12
 10 , 000 (1 . 195618 )  \$ 11 , 956 . 18
24
Solution to Example 1: APY
• What is the Average Annual Percentage Yield (APY) that Mary
earned on her initial investment over the 3 year period?
r 

1



m


APY 
n
n m
. 06 

1 

4 


3

1 . 015 12
1
34
1
1
3

1 . 195618  1
3
 0 . 065206

0 . 195618
3
 6 . 5206 %
25
Annual Percentage Rate (APR)
• The Annual Percentage Rate (APR) is a way of
quoting the actual interest cost of funds over the
term, INCLUDING any closing costs and fees.
26
Example: Computing a Loan APR with
and without upfront closing costs
1) Mary agrees to a 15-year, \$200,000 mortgage loan,
with a rate of 5%. Her upfront closing costs are
estimated to be \$0.
 What are Mary’s monthly loan payments?
 What is the APR on this loan?
2) Assume Mary agrees to a 15-year, \$200,000 mortgage
loan, with a rate of 5% with estimated upfront closing
costs to be \$2,000.
 What are Mary’s monthly loan payments?

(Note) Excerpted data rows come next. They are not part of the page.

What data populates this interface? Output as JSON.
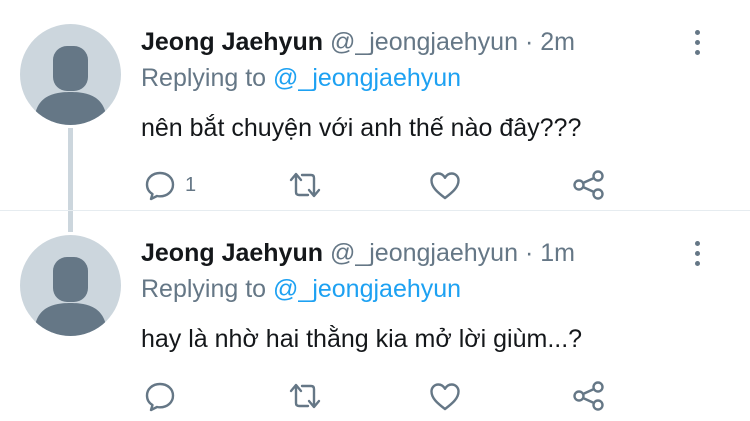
{
  "colors": {
    "name": "#14171a",
    "secondary": "#657786",
    "mention": "#1da1f2",
    "avatar_bg": "#ccd6dd",
    "avatar_fg": "#657786"
  },
  "icons": [
    "avatar-icon",
    "more-vertical-icon",
    "reply-icon",
    "retweet-icon",
    "like-icon",
    "share-icon"
  ],
  "tweets": [
    {
      "name": "Jeong Jaehyun",
      "handle": "@_jeongjaehyun",
      "separator": "·",
      "time": "2m",
      "replying_label": "Replying to",
      "replying_handle": "@_jeongjaehyun",
      "text": "nên bắt chuyện với anh thế nào đây???",
      "reply_count": "1"
    },
    {
      "name": "Jeong Jaehyun",
      "handle": "@_jeongjaehyun",
      "separator": "·",
      "time": "1m",
      "replying_label": "Replying to",
      "replying_handle": "@_jeongjaehyun",
      "text": "hay là nhờ hai thằng kia mở lời giùm...?",
      "reply_count": ""
    }
  ]
}
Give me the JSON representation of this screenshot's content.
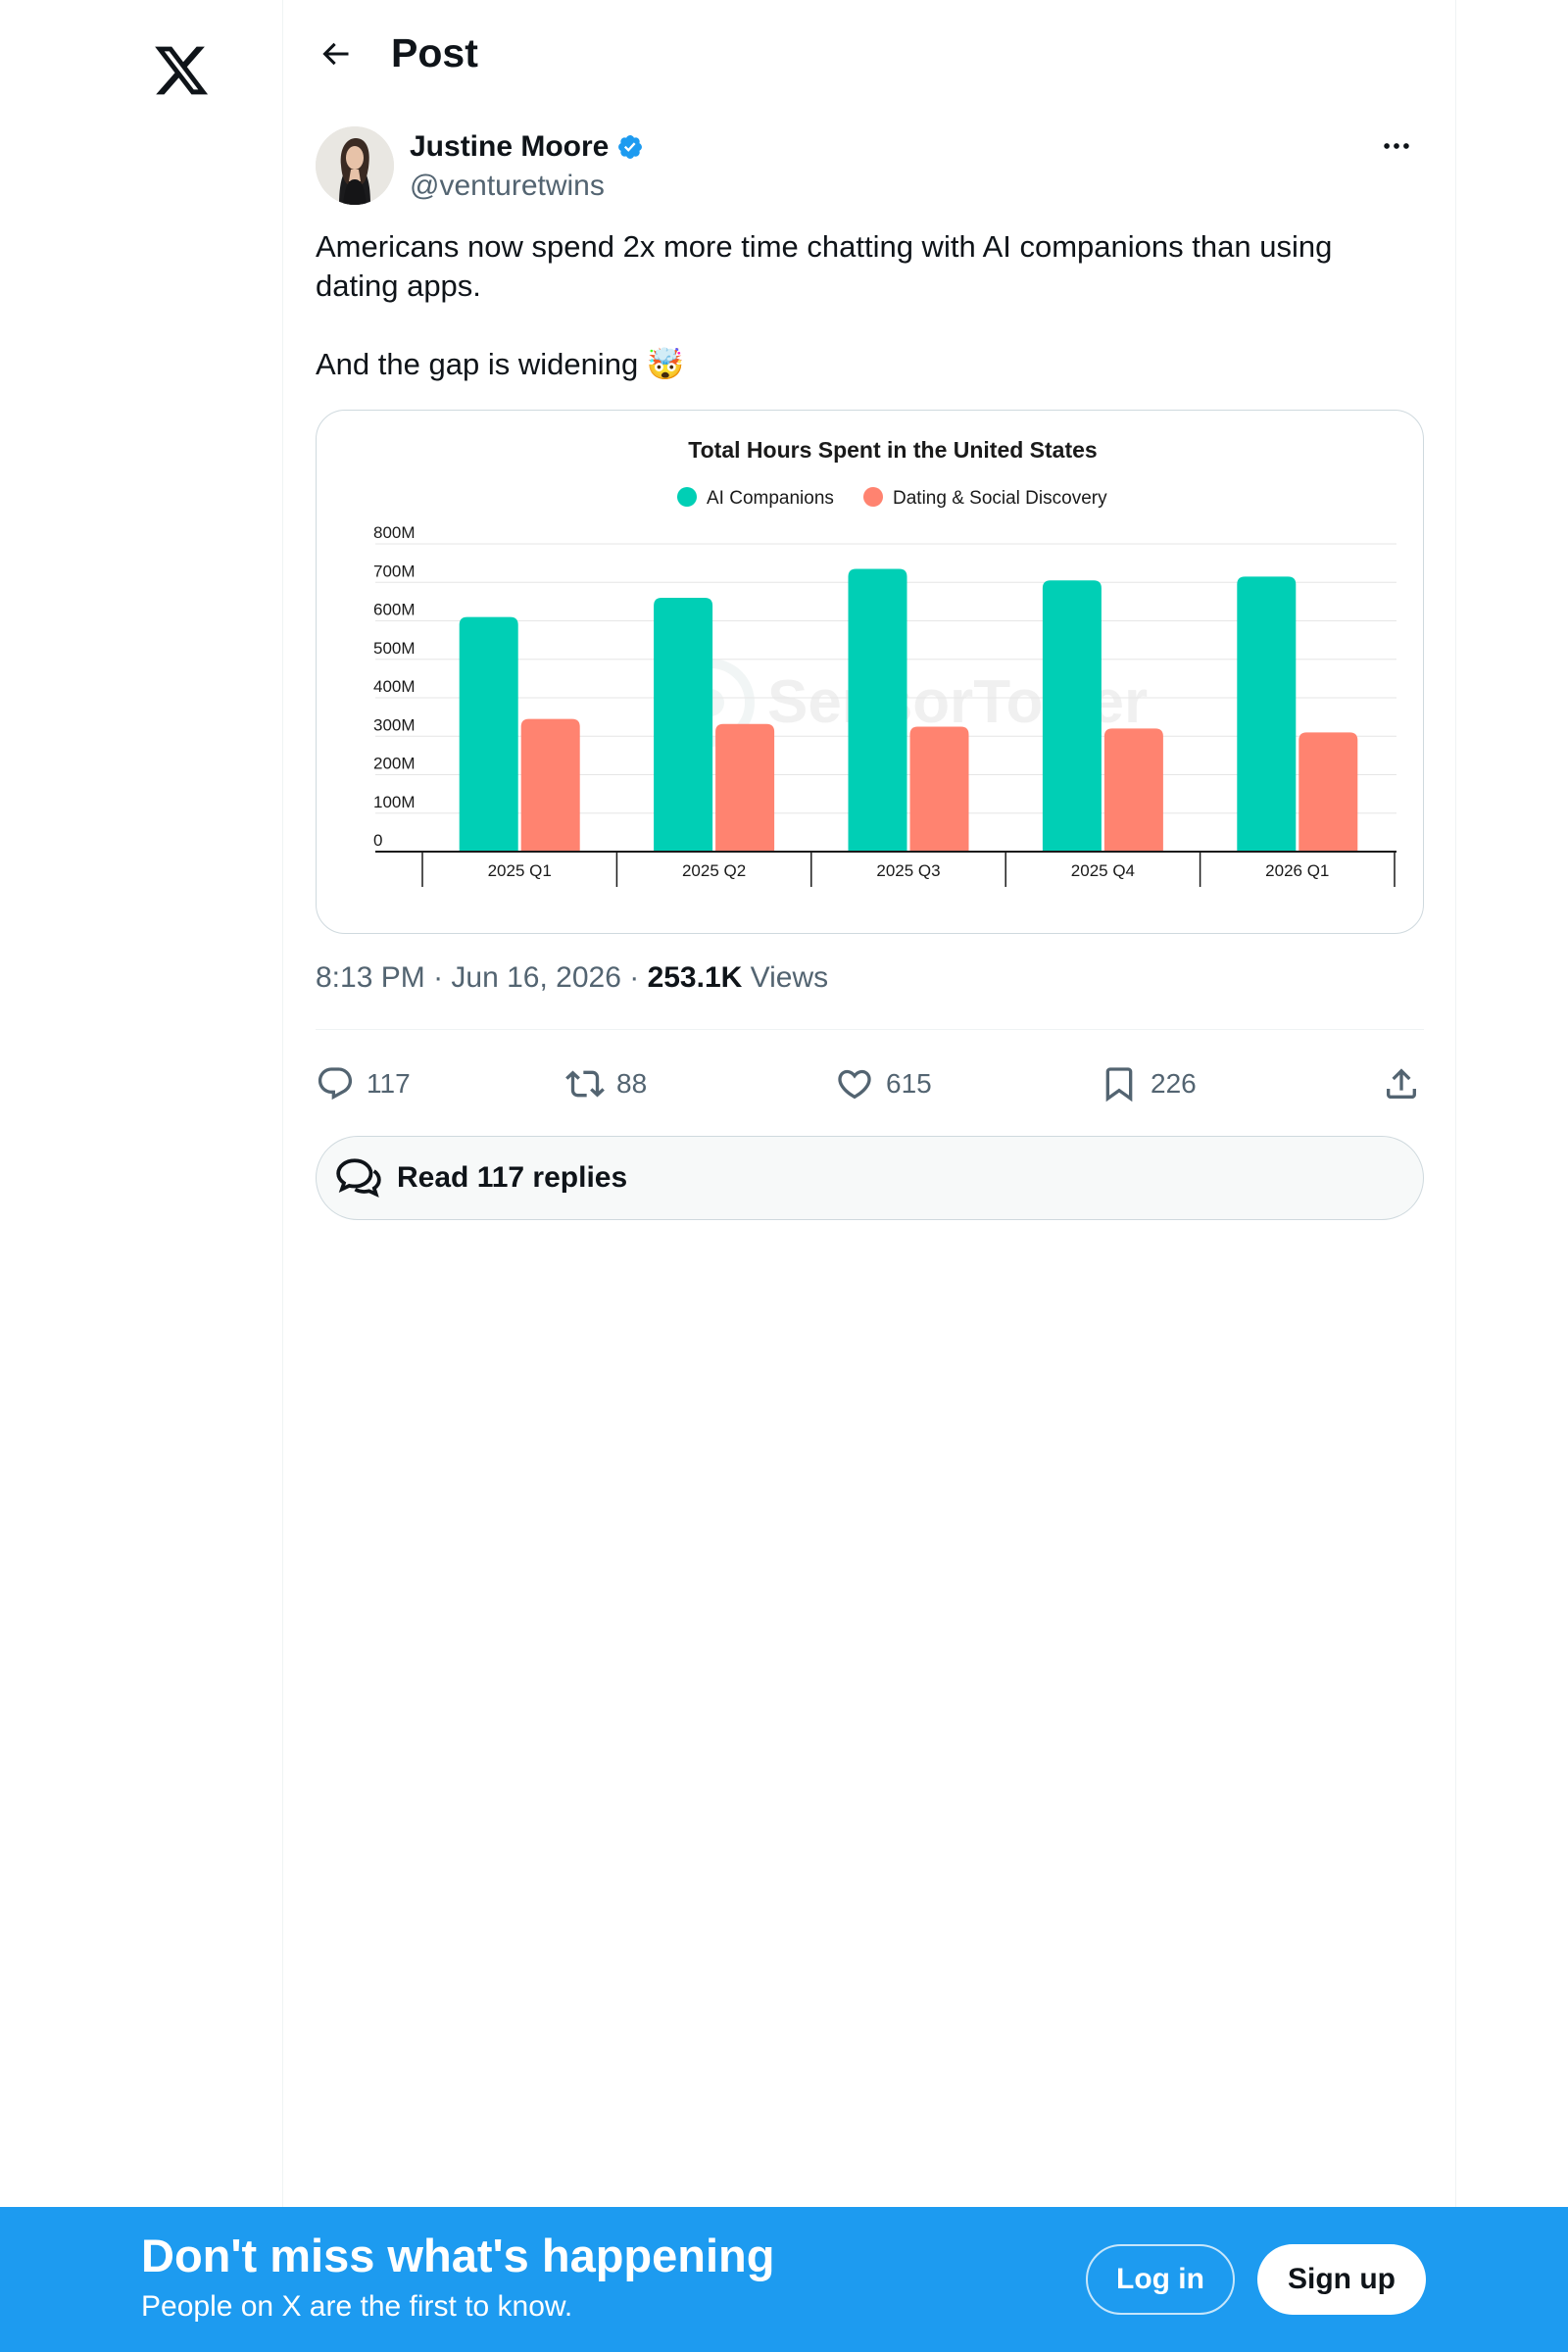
{
  "nav": {
    "logo_icon": "x-logo-icon"
  },
  "header": {
    "title": "Post",
    "back_icon": "arrow-left-icon"
  },
  "post": {
    "author_name": "Justine Moore",
    "author_handle": "@venturetwins",
    "verified_icon": "verified-badge-icon",
    "more_icon": "more-horizontal-icon",
    "text_line1": "Americans now spend 2x more time chatting with AI companions than using dating apps.",
    "text_line2": "And the gap is widening 🤯",
    "time": "8:13 PM",
    "date": "Jun 16, 2026",
    "views_count": "253.1K",
    "views_label": "Views"
  },
  "actions": {
    "replies": "117",
    "reposts": "88",
    "likes": "615",
    "bookmarks": "226",
    "icons": [
      "reply-icon",
      "repost-icon",
      "like-icon",
      "bookmark-icon",
      "share-icon"
    ]
  },
  "read_replies_label": "Read 117 replies",
  "banner": {
    "title": "Don't miss what's happening",
    "subtitle": "People on X are the first to know.",
    "login_label": "Log in",
    "signup_label": "Sign up"
  },
  "colors": {
    "accent": "#1d9bf0",
    "series_ai": "#00cfb5",
    "series_dating": "#ff8370"
  },
  "chart_data": {
    "type": "bar",
    "title": "Total Hours Spent in the United States",
    "categories": [
      "2025 Q1",
      "2025 Q2",
      "2025 Q3",
      "2025 Q4",
      "2026 Q1"
    ],
    "series": [
      {
        "name": "AI Companions",
        "values": [
          610,
          660,
          735,
          705,
          715
        ]
      },
      {
        "name": "Dating & Social Discovery",
        "values": [
          345,
          332,
          325,
          320,
          310
        ]
      }
    ],
    "y_ticks": [
      "0",
      "100M",
      "200M",
      "300M",
      "400M",
      "500M",
      "600M",
      "700M",
      "800M"
    ],
    "ylim": [
      0,
      800
    ],
    "legend_position": "top-center",
    "grid": true,
    "watermark": "SensorTower"
  }
}
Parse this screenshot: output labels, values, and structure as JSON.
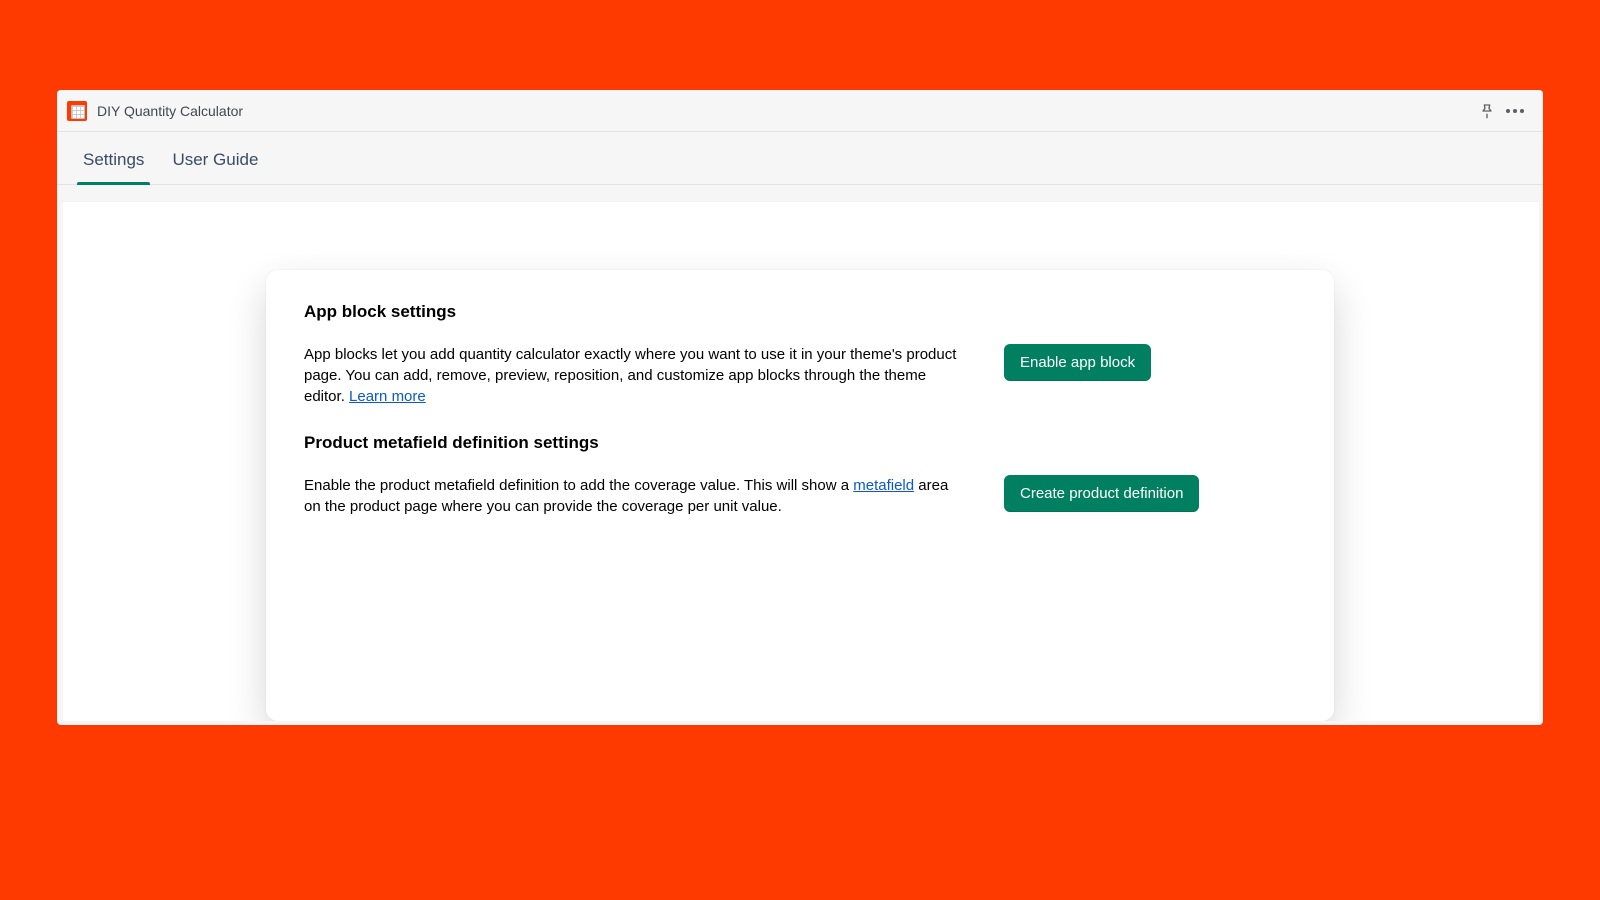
{
  "header": {
    "app_title": "DIY Quantity Calculator"
  },
  "tabs": {
    "settings": "Settings",
    "user_guide": "User Guide"
  },
  "sections": {
    "app_block": {
      "title": "App block settings",
      "desc_before": "App blocks let you add quantity calculator exactly where you want to use it in your theme's product page. You can add, remove, preview, reposition, and customize app blocks through the theme editor. ",
      "link_text": "Learn more",
      "desc_after": "",
      "button": "Enable app block"
    },
    "metafield": {
      "title": "Product metafield definition settings",
      "desc_before": "Enable the product metafield definition to add the coverage value. This will show a ",
      "link_text": "metafield",
      "desc_after": " area on the product page where you can provide the coverage per unit value.",
      "button": "Create product definition"
    }
  },
  "colors": {
    "brand_bg": "#ff3a00",
    "primary_button": "#008060",
    "link": "#0b57d0"
  }
}
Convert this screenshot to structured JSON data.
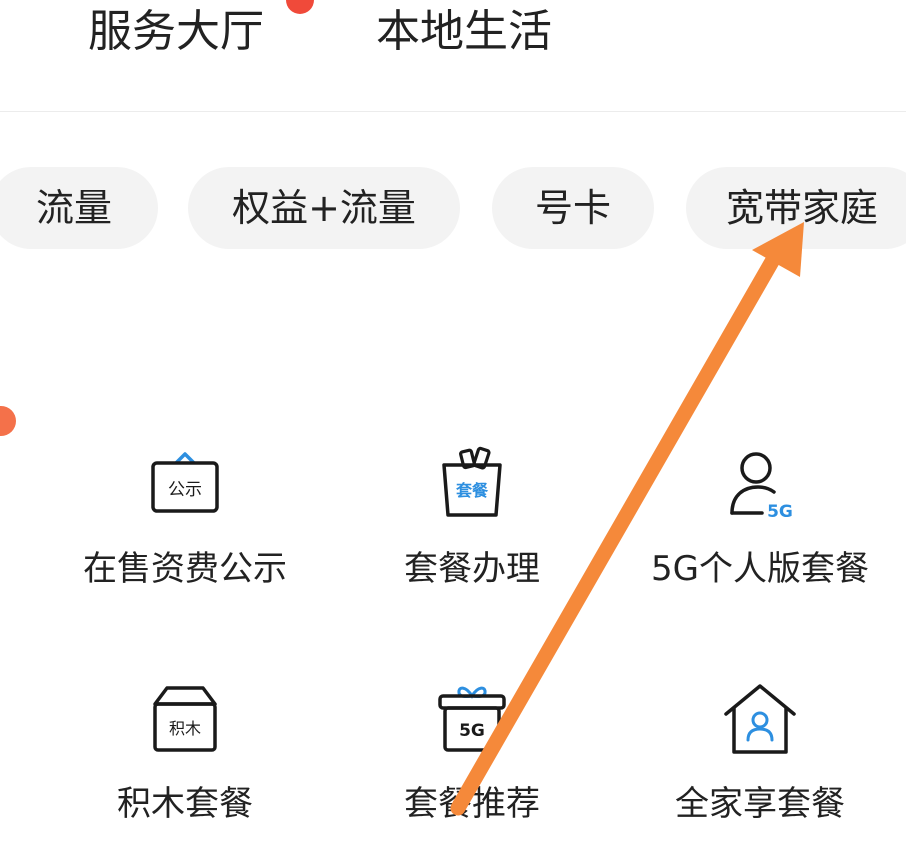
{
  "top_tabs": [
    {
      "label": "服务大厅"
    },
    {
      "label": "本地生活"
    }
  ],
  "categories": [
    {
      "label": "流量"
    },
    {
      "label": "权益+流量"
    },
    {
      "label": "号卡"
    },
    {
      "label": "宽带家庭"
    }
  ],
  "services": [
    {
      "label": "在售资费公示",
      "icon": "notice-board-icon",
      "icon_text": "公示"
    },
    {
      "label": "套餐办理",
      "icon": "shopping-bag-icon",
      "icon_text": "套餐"
    },
    {
      "label": "5G个人版套餐",
      "icon": "person-5g-icon",
      "icon_text": "5G"
    },
    {
      "label": "积木套餐",
      "icon": "box-icon",
      "icon_text": "积木"
    },
    {
      "label": "套餐推荐",
      "icon": "gift-5g-icon",
      "icon_text": "5G"
    },
    {
      "label": "全家享套餐",
      "icon": "home-person-icon"
    }
  ],
  "colors": {
    "accent_blue": "#2d8fe0",
    "annotation_arrow": "#f5893a",
    "notification_dot": "#f04a3a"
  }
}
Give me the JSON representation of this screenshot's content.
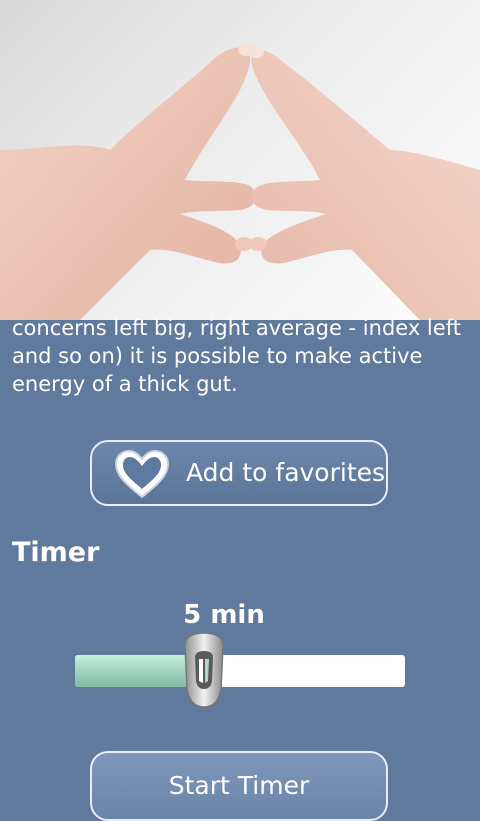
{
  "hero": {
    "image": "hands-mudra-photo"
  },
  "description": {
    "text": "concerns left big, right average - index left and so on) it is possible to make active energy of a thick gut."
  },
  "favorites": {
    "label": "Add to favorites",
    "icon": "heart-outline-icon"
  },
  "timer": {
    "title": "Timer",
    "value_label": "5 min",
    "slider_fraction": 0.39
  },
  "start": {
    "label": "Start Timer"
  },
  "colors": {
    "background": "#607a9e",
    "slider_fill": "#a8dcc6",
    "slider_track": "#ffffff"
  }
}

 What is the APR on this loan?
27
Example: Computing a Loan APR with
and without upfront closing costs
1)
Mary agrees to a 15-year, \$200,000 mortgage loan, with a rate of 5%. Her
upfront closing costs are estimated to be \$0.
 What are Mary’s monthly loan payments?
FV= 0
PV=200,000
N=15 x 12 = 180
I/Y = 5%/12 = 0.4166%
therefore Pmt = \$1,581.59
 What is the APR on this loan?
5%
28
Example: Computing a Loan APR with
and without upfront closing costs
2)
Mary agrees to a 15-year, \$200,000 mortgage loan, with a rate of 5%. Her
upfront closing costs are estimated to be \$2,000.
 What are Mary’s monthly loan payments?
FV= 0
PV=200,000
N=15 x 12 = 180
I/Y = 5%/12 = 0.4166%
therefore Pmt = \$1,581.59
 What is the APR on this loan?
FV= 0
PV=200,000 - \$2,000 closing costs = \$198,000
N=15 x 12 = 180
Pmt = \$1,581.59
CPT I/Y = APR = 0.429411 x 12 = 5.153%